- I think the GUI is not befitting of a processor of this cost, and there aren't as many configuration options as one gets with the 80.3 (temporary levels, Audyssey Movie and Music modes, more crossover options, more manual EQ bands, etc.) The THX mode was also nice on the Integra at times, as some of the modes and options worked well for me especially on TV content.
- I find the HDMI ports very loose - I've tried three different brands of connectors, and all can slip out easily I purchased some HDMI locks and installed them, though the spacing of the connectors does not allow me to fit the last one for some reason.
- Like the 80.3, this is not a grounded unit.
- I also wish they would have provided a printed manual - printing out the manual at home was laborious, and its never as convenient to read through than a properly bound manual.
- I find some of the Music modes interesting - I'm hearing more of an ambience. almost a reverb, with the Neo X and DSX modes for music that I definitely did not hear with the 80.3. This is a mixed bag, especially when there is varied media content - normal dialog (say in a music documentary) can have a slightly echoey effect in these modes when the environment indicates it should be relatively dry. This subtle artifact disappears completely when using the equivalent Movie modes. There may be some settings I have discovered yet, but wanted to make note of this. For actual music content, the Music modes sound fantastic.
- Finally, I don't like the method of choose surround modes, as at the moment, I don't see how this translates well to a third party remote. Using the Marantz remote, you press and hold for about three second any one of four master surround buttons - Movie, Music, Game, and Pure. This brings up a menu, by which you than either click the same button again repeatedly to cycle downward through the available modes depending upon source content, or alternatively, use the up/down directional arrows to select. Integra's use of a Home button, which put the most often used Listening Modes, Audyssey Controls, and Status options in a more conventional press/navigate buttoning scheme translates better, at least to my Roomie Remote. Marantz would do good to re-look at this, though at this point the buttons are hardwired into the remote…
Like the 80.3, I can easily configure and control the 8801 via IP from my Roomie Remote iOS app. I've had no issues triggering my McIntosh and Marantz amps using the trigger jacks. I've not tried the Marantz RCA remote connection yet.

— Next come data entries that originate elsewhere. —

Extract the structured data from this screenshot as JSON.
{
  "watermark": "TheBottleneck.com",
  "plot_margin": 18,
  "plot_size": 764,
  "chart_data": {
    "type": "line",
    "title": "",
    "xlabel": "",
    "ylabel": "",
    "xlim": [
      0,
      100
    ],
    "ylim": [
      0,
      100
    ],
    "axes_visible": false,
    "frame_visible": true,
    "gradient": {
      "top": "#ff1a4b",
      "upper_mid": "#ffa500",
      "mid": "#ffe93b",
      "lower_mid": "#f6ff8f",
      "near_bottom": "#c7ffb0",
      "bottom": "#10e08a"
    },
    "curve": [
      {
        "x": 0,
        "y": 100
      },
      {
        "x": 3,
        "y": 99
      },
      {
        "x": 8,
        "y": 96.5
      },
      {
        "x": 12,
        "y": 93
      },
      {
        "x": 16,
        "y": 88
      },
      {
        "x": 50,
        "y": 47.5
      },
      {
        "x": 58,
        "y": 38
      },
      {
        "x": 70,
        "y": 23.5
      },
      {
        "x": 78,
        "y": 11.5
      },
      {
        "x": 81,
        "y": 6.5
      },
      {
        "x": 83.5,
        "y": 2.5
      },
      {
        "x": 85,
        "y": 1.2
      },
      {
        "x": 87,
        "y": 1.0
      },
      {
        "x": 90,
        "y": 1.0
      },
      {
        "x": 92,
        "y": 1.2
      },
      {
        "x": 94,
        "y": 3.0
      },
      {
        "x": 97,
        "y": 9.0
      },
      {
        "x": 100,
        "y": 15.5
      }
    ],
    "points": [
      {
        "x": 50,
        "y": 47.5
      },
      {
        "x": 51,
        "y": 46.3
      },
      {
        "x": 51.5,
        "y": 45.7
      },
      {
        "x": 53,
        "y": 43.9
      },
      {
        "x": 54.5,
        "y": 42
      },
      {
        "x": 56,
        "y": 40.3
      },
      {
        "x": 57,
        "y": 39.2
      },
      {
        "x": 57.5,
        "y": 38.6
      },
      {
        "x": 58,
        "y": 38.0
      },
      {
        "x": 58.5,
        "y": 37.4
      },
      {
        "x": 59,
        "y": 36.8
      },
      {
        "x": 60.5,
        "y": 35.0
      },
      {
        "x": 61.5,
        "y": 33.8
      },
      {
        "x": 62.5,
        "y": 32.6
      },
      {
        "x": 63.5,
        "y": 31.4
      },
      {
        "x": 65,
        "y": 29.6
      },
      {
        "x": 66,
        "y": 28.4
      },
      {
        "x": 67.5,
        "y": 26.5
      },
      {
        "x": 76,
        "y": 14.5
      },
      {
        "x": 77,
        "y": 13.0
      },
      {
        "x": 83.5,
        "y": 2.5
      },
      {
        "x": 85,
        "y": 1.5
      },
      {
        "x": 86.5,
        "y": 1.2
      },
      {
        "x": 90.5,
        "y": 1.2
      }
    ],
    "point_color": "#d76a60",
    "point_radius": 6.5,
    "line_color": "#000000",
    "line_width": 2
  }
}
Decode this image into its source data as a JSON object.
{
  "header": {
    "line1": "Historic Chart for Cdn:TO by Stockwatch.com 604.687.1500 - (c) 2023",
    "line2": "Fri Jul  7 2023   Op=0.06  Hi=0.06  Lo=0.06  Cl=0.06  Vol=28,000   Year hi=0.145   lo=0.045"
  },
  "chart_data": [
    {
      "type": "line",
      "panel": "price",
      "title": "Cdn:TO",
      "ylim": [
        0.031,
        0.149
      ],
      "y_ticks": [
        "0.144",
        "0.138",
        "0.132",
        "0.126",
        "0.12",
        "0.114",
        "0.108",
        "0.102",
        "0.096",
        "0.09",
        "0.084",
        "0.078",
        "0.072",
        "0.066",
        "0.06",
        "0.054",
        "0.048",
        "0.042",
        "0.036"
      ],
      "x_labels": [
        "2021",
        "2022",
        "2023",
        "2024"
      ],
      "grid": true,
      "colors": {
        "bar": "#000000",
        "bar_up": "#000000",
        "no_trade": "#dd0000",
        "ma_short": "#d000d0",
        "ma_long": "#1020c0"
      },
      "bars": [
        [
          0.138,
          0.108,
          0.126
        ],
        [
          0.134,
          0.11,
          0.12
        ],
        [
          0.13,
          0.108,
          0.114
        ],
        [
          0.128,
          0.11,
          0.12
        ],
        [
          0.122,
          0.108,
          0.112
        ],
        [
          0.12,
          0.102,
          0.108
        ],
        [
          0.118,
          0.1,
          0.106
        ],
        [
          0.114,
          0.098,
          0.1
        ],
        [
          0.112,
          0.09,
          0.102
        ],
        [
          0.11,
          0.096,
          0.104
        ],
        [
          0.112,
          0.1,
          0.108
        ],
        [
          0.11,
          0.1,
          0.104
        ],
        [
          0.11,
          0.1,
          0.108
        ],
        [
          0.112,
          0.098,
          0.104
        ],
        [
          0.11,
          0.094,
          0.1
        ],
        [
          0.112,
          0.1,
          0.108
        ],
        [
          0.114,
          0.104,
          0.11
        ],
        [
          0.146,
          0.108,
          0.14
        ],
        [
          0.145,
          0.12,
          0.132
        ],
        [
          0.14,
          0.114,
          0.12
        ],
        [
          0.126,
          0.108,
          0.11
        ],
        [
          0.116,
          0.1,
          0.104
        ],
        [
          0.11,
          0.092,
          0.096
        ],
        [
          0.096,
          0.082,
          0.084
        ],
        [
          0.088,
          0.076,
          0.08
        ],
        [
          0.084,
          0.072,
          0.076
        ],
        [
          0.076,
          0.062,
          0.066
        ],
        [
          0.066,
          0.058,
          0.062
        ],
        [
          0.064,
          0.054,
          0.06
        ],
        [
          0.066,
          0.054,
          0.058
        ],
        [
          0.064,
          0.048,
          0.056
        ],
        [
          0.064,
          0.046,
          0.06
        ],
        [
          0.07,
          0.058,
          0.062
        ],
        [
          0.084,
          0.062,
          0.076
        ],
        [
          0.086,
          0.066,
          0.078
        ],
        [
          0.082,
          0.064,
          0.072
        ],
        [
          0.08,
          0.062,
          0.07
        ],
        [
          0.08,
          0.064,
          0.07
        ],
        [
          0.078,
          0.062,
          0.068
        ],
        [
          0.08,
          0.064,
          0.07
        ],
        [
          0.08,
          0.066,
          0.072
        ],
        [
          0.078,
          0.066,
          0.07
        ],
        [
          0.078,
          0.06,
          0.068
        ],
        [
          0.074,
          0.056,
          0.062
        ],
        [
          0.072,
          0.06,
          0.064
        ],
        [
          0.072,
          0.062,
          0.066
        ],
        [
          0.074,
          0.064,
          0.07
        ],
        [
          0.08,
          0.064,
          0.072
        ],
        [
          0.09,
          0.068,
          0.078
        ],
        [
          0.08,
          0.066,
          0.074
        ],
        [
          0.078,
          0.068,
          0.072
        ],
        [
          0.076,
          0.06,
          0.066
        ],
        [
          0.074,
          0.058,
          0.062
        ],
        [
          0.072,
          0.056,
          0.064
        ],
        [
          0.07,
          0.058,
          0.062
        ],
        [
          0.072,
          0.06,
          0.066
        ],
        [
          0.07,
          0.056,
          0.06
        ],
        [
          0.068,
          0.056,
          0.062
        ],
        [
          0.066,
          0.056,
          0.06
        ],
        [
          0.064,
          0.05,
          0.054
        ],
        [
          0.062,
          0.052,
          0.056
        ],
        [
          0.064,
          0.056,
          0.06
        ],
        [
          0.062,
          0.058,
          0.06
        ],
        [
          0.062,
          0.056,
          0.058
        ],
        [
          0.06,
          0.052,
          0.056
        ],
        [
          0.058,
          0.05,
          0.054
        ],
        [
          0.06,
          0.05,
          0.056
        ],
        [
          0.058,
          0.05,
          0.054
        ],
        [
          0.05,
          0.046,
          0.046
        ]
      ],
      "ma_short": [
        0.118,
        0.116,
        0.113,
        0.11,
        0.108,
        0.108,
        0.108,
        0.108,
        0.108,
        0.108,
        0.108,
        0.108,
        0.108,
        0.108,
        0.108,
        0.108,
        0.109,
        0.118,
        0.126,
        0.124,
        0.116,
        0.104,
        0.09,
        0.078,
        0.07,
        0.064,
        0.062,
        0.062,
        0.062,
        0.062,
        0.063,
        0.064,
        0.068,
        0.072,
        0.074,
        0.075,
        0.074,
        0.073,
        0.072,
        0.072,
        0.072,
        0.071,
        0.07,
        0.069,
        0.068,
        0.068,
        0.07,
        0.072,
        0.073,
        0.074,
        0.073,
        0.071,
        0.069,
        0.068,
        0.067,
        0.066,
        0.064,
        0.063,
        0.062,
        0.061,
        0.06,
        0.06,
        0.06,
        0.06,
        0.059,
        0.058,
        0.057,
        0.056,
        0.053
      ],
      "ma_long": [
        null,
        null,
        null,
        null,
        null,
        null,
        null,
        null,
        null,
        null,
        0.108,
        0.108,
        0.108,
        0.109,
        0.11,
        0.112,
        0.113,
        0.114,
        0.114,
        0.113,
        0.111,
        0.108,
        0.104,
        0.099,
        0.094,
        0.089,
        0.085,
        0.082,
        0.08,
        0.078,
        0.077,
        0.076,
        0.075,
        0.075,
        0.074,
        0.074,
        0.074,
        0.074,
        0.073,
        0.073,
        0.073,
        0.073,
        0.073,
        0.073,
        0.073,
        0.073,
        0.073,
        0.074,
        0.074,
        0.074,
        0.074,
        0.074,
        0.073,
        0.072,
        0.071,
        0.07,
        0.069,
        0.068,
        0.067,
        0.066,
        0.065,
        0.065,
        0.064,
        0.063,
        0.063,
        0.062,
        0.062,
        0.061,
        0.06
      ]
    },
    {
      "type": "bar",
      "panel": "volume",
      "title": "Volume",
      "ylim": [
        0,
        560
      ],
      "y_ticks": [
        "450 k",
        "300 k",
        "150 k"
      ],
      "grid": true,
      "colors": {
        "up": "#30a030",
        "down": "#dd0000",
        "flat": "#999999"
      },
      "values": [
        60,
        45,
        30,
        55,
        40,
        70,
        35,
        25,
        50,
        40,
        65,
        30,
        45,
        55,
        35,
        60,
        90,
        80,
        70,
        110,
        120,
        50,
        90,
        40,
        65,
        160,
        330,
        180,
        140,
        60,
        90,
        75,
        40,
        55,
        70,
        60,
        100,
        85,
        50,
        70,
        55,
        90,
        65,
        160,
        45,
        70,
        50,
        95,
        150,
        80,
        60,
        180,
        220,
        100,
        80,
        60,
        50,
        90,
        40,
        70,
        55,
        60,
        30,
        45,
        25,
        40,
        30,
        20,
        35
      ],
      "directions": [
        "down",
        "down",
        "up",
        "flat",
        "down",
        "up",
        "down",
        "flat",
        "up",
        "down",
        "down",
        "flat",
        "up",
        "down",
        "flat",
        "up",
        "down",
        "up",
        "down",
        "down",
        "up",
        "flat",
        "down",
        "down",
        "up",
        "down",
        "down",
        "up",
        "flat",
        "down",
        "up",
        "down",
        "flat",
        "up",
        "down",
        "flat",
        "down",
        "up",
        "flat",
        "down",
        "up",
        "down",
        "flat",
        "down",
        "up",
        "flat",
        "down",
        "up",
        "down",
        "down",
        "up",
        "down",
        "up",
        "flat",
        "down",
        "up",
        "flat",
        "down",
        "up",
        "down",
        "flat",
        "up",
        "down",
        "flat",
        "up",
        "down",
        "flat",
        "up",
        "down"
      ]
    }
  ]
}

I've not run my color meter, but I see no degradation in video quality (looks a little better if I were forced to keep one and toss the other in the river). Since I'm going through a Lumagen Mini 3D and a Darblet, I've not tested the 4k scaling, buy my Sony VPL-VW1000es does a fine job of that.
In certain ways, the 8801 is much closer to Classé SSP-800, with several benefits the Classé does not possess. Regardless, the 8801 offers an elevated, luxurious sound that enriches a system and room that is capable of passing on what the Marantz delivers.